It’s Pete Hill’s birthday.
On Thursday, 17th May 1979, he was 18. His birthday party was at the Red Lion pub, at West Pennard in Somerset.
It was a good party. The DJ played lots of stuff by Blondie. It ran late and, afterwards, Tessa Billinghurst took some of us for a drive in her dad’s shiny new Alfa. We were going to the beach, but stopped at Taunton Deane services for coffee and decided to turn back – it was 5 am on a bright May morning and there was an economics test at 11.
The lines of the test paper ran into each other and the supply and demand curves kept moving around. “This will test those of you who think it is OK to go partying”, said Mr Howe. He was very grumpy when he handed the paper back to me the following week, begrudging me the 81% I had scored.
I have not seen any of them since 15th June 1979; the day the A levels finished. I hope Pete prospered; I always liked him. I hope Tessa, who emailed me from France a dozen years ago, is still succeeding in the career she followed. Tessa was great fun in the short time I knew her and undoubtedly remained so. I hope Mr Howe is still enjoying a well-earned retirement; he taught me most of the lessons in life worth knowing.
Pete is 60 today, probably by now a very different person from the one I knew. I don’t know if the Red Lion is still open; I hope so. I wonder if Tessa still drives shiny sports cars.
Forty-two years later, do the pieces from a long past jigsaw still matter?
Perhaps it’s about choice and possibility; perhaps part of being human is having the capacity to exercise random choices. If Pete and Tessa and Mr Howe were not part of the story; then the random choices they generated would not have been possible. Life would have been less without their presence.
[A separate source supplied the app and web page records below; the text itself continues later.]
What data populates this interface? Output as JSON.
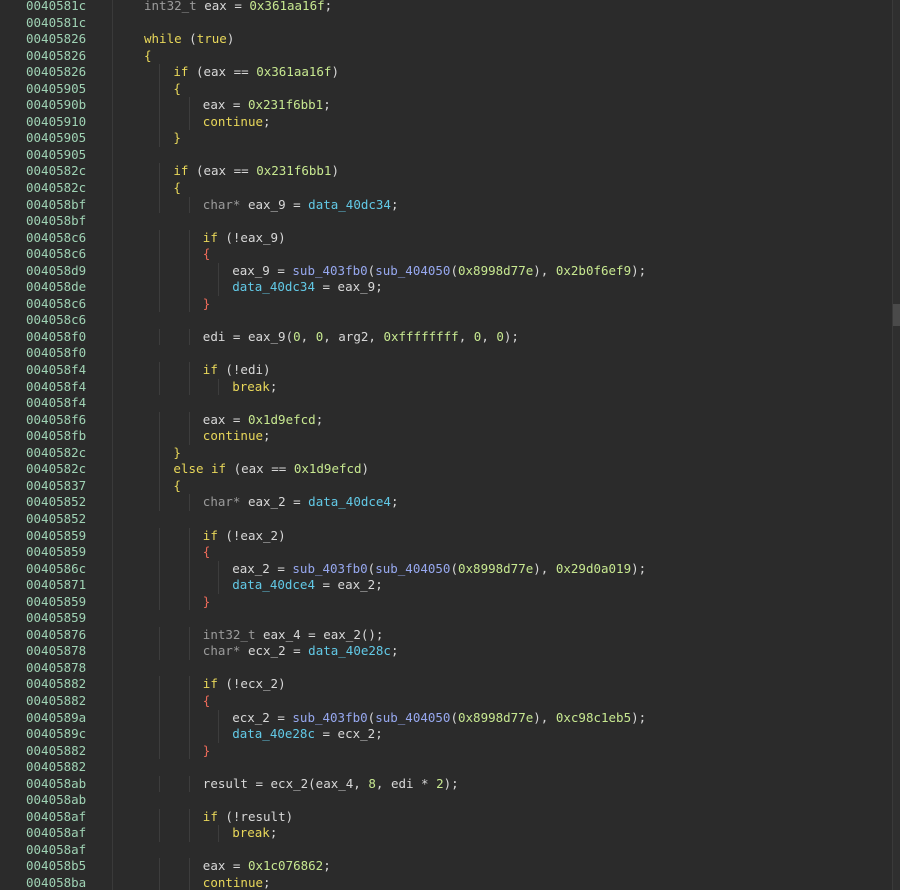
{
  "addresses": [
    "0040581c",
    "0040581c",
    "00405826",
    "00405826",
    "00405826",
    "00405905",
    "0040590b",
    "00405910",
    "00405905",
    "00405905",
    "0040582c",
    "0040582c",
    "004058bf",
    "004058bf",
    "004058c6",
    "004058c6",
    "004058d9",
    "004058de",
    "004058c6",
    "004058c6",
    "004058f0",
    "004058f0",
    "004058f4",
    "004058f4",
    "004058f4",
    "004058f6",
    "004058fb",
    "0040582c",
    "0040582c",
    "00405837",
    "00405852",
    "00405852",
    "00405859",
    "00405859",
    "0040586c",
    "00405871",
    "00405859",
    "00405859",
    "00405876",
    "00405878",
    "00405878",
    "00405882",
    "00405882",
    "0040589a",
    "0040589c",
    "00405882",
    "00405882",
    "004058ab",
    "004058ab",
    "004058af",
    "004058af",
    "004058af",
    "004058b5",
    "004058ba"
  ],
  "code_lines": [
    {
      "indent": 1,
      "tokens": [
        [
          "type",
          "int32_t"
        ],
        [
          "t",
          " eax = "
        ],
        [
          "num",
          "0x361aa16f"
        ],
        [
          "t",
          ";"
        ]
      ]
    },
    {
      "indent": 0,
      "tokens": []
    },
    {
      "indent": 1,
      "tokens": [
        [
          "kw",
          "while"
        ],
        [
          "t",
          " ("
        ],
        [
          "kw",
          "true"
        ],
        [
          "t",
          ")"
        ]
      ]
    },
    {
      "indent": 1,
      "tokens": [
        [
          "brace",
          "{"
        ]
      ]
    },
    {
      "indent": 2,
      "tokens": [
        [
          "kw",
          "if"
        ],
        [
          "t",
          " (eax == "
        ],
        [
          "num",
          "0x361aa16f"
        ],
        [
          "t",
          ")"
        ]
      ]
    },
    {
      "indent": 2,
      "tokens": [
        [
          "brace",
          "{"
        ]
      ]
    },
    {
      "indent": 3,
      "tokens": [
        [
          "t",
          "eax = "
        ],
        [
          "num",
          "0x231f6bb1"
        ],
        [
          "t",
          ";"
        ]
      ]
    },
    {
      "indent": 3,
      "tokens": [
        [
          "kw",
          "continue"
        ],
        [
          "t",
          ";"
        ]
      ]
    },
    {
      "indent": 2,
      "tokens": [
        [
          "brace",
          "}"
        ]
      ]
    },
    {
      "indent": 0,
      "tokens": []
    },
    {
      "indent": 2,
      "tokens": [
        [
          "kw",
          "if"
        ],
        [
          "t",
          " (eax == "
        ],
        [
          "num",
          "0x231f6bb1"
        ],
        [
          "t",
          ")"
        ]
      ]
    },
    {
      "indent": 2,
      "tokens": [
        [
          "brace",
          "{"
        ]
      ]
    },
    {
      "indent": 3,
      "tokens": [
        [
          "type",
          "char*"
        ],
        [
          "t",
          " eax_9 = "
        ],
        [
          "data",
          "data_40dc34"
        ],
        [
          "t",
          ";"
        ]
      ]
    },
    {
      "indent": 0,
      "tokens": []
    },
    {
      "indent": 3,
      "tokens": [
        [
          "kw",
          "if"
        ],
        [
          "t",
          " (!eax_9)"
        ]
      ]
    },
    {
      "indent": 3,
      "tokens": [
        [
          "bracer",
          "{"
        ]
      ]
    },
    {
      "indent": 4,
      "tokens": [
        [
          "t",
          "eax_9 = "
        ],
        [
          "func",
          "sub_403fb0"
        ],
        [
          "t",
          "("
        ],
        [
          "func",
          "sub_404050"
        ],
        [
          "t",
          "("
        ],
        [
          "num",
          "0x8998d77e"
        ],
        [
          "t",
          "), "
        ],
        [
          "num",
          "0x2b0f6ef9"
        ],
        [
          "t",
          ");"
        ]
      ]
    },
    {
      "indent": 4,
      "tokens": [
        [
          "data",
          "data_40dc34"
        ],
        [
          "t",
          " = eax_9;"
        ]
      ]
    },
    {
      "indent": 3,
      "tokens": [
        [
          "bracer",
          "}"
        ]
      ]
    },
    {
      "indent": 0,
      "tokens": []
    },
    {
      "indent": 3,
      "tokens": [
        [
          "t",
          "edi = eax_9("
        ],
        [
          "num",
          "0"
        ],
        [
          "t",
          ", "
        ],
        [
          "num",
          "0"
        ],
        [
          "t",
          ", arg2, "
        ],
        [
          "num",
          "0xffffffff"
        ],
        [
          "t",
          ", "
        ],
        [
          "num",
          "0"
        ],
        [
          "t",
          ", "
        ],
        [
          "num",
          "0"
        ],
        [
          "t",
          ");"
        ]
      ]
    },
    {
      "indent": 0,
      "tokens": []
    },
    {
      "indent": 3,
      "tokens": [
        [
          "kw",
          "if"
        ],
        [
          "t",
          " (!edi)"
        ]
      ]
    },
    {
      "indent": 4,
      "tokens": [
        [
          "kw",
          "break"
        ],
        [
          "t",
          ";"
        ]
      ]
    },
    {
      "indent": 0,
      "tokens": []
    },
    {
      "indent": 3,
      "tokens": [
        [
          "t",
          "eax = "
        ],
        [
          "num",
          "0x1d9efcd"
        ],
        [
          "t",
          ";"
        ]
      ]
    },
    {
      "indent": 3,
      "tokens": [
        [
          "kw",
          "continue"
        ],
        [
          "t",
          ";"
        ]
      ]
    },
    {
      "indent": 2,
      "tokens": [
        [
          "brace",
          "}"
        ]
      ]
    },
    {
      "indent": 2,
      "tokens": [
        [
          "kw",
          "else if"
        ],
        [
          "t",
          " (eax == "
        ],
        [
          "num",
          "0x1d9efcd"
        ],
        [
          "t",
          ")"
        ]
      ]
    },
    {
      "indent": 2,
      "tokens": [
        [
          "brace",
          "{"
        ]
      ]
    },
    {
      "indent": 3,
      "tokens": [
        [
          "type",
          "char*"
        ],
        [
          "t",
          " eax_2 = "
        ],
        [
          "data",
          "data_40dce4"
        ],
        [
          "t",
          ";"
        ]
      ]
    },
    {
      "indent": 0,
      "tokens": []
    },
    {
      "indent": 3,
      "tokens": [
        [
          "kw",
          "if"
        ],
        [
          "t",
          " (!eax_2)"
        ]
      ]
    },
    {
      "indent": 3,
      "tokens": [
        [
          "bracer",
          "{"
        ]
      ]
    },
    {
      "indent": 4,
      "tokens": [
        [
          "t",
          "eax_2 = "
        ],
        [
          "func",
          "sub_403fb0"
        ],
        [
          "t",
          "("
        ],
        [
          "func",
          "sub_404050"
        ],
        [
          "t",
          "("
        ],
        [
          "num",
          "0x8998d77e"
        ],
        [
          "t",
          "), "
        ],
        [
          "num",
          "0x29d0a019"
        ],
        [
          "t",
          ");"
        ]
      ]
    },
    {
      "indent": 4,
      "tokens": [
        [
          "data",
          "data_40dce4"
        ],
        [
          "t",
          " = eax_2;"
        ]
      ]
    },
    {
      "indent": 3,
      "tokens": [
        [
          "bracer",
          "}"
        ]
      ]
    },
    {
      "indent": 0,
      "tokens": []
    },
    {
      "indent": 3,
      "tokens": [
        [
          "type",
          "int32_t"
        ],
        [
          "t",
          " eax_4 = eax_2();"
        ]
      ]
    },
    {
      "indent": 3,
      "tokens": [
        [
          "type",
          "char*"
        ],
        [
          "t",
          " ecx_2 = "
        ],
        [
          "data",
          "data_40e28c"
        ],
        [
          "t",
          ";"
        ]
      ]
    },
    {
      "indent": 0,
      "tokens": []
    },
    {
      "indent": 3,
      "tokens": [
        [
          "kw",
          "if"
        ],
        [
          "t",
          " (!ecx_2)"
        ]
      ]
    },
    {
      "indent": 3,
      "tokens": [
        [
          "bracer",
          "{"
        ]
      ]
    },
    {
      "indent": 4,
      "tokens": [
        [
          "t",
          "ecx_2 = "
        ],
        [
          "func",
          "sub_403fb0"
        ],
        [
          "t",
          "("
        ],
        [
          "func",
          "sub_404050"
        ],
        [
          "t",
          "("
        ],
        [
          "num",
          "0x8998d77e"
        ],
        [
          "t",
          "), "
        ],
        [
          "num",
          "0xc98c1eb5"
        ],
        [
          "t",
          ");"
        ]
      ]
    },
    {
      "indent": 4,
      "tokens": [
        [
          "data",
          "data_40e28c"
        ],
        [
          "t",
          " = ecx_2;"
        ]
      ]
    },
    {
      "indent": 3,
      "tokens": [
        [
          "bracer",
          "}"
        ]
      ]
    },
    {
      "indent": 0,
      "tokens": []
    },
    {
      "indent": 3,
      "tokens": [
        [
          "t",
          "result = ecx_2(eax_4, "
        ],
        [
          "num",
          "8"
        ],
        [
          "t",
          ", edi * "
        ],
        [
          "num",
          "2"
        ],
        [
          "t",
          ");"
        ]
      ]
    },
    {
      "indent": 0,
      "tokens": []
    },
    {
      "indent": 3,
      "tokens": [
        [
          "kw",
          "if"
        ],
        [
          "t",
          " (!result)"
        ]
      ]
    },
    {
      "indent": 4,
      "tokens": [
        [
          "kw",
          "break"
        ],
        [
          "t",
          ";"
        ]
      ]
    },
    {
      "indent": 0,
      "tokens": []
    },
    {
      "indent": 3,
      "tokens": [
        [
          "t",
          "eax = "
        ],
        [
          "num",
          "0x1c076862"
        ],
        [
          "t",
          ";"
        ]
      ]
    },
    {
      "indent": 3,
      "tokens": [
        [
          "kw",
          "continue"
        ],
        [
          "t",
          ";"
        ]
      ]
    }
  ],
  "colors": {
    "background": "#2b2b2b",
    "address": "#9fd2b4",
    "keyword": "#e8d75a",
    "number": "#c7e890",
    "data_symbol": "#62c9e6",
    "function": "#97a8ef",
    "type": "#9b9b9b"
  }
}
Maybe Pete’s party is about even more than a past possibility. Albert Einstein once expressed the belief that “the separation between past, present, and future is only an illusion, although a convincing one.” If all of time happens together, then the party is not just about a Thursday evening forty-two years ago, it is part of the present, except, of course, there is no present, as there is no past and no future. Einstein believed that the only reason for time was to stop everything happening all at once – a convenient arrangement as it would mean missing a lot of parties.
Pete’s party was forty-two years ago this evening, or this evening at what seems like forty-two years ago, either way, I’m not going to Taunton Deane services in the morning.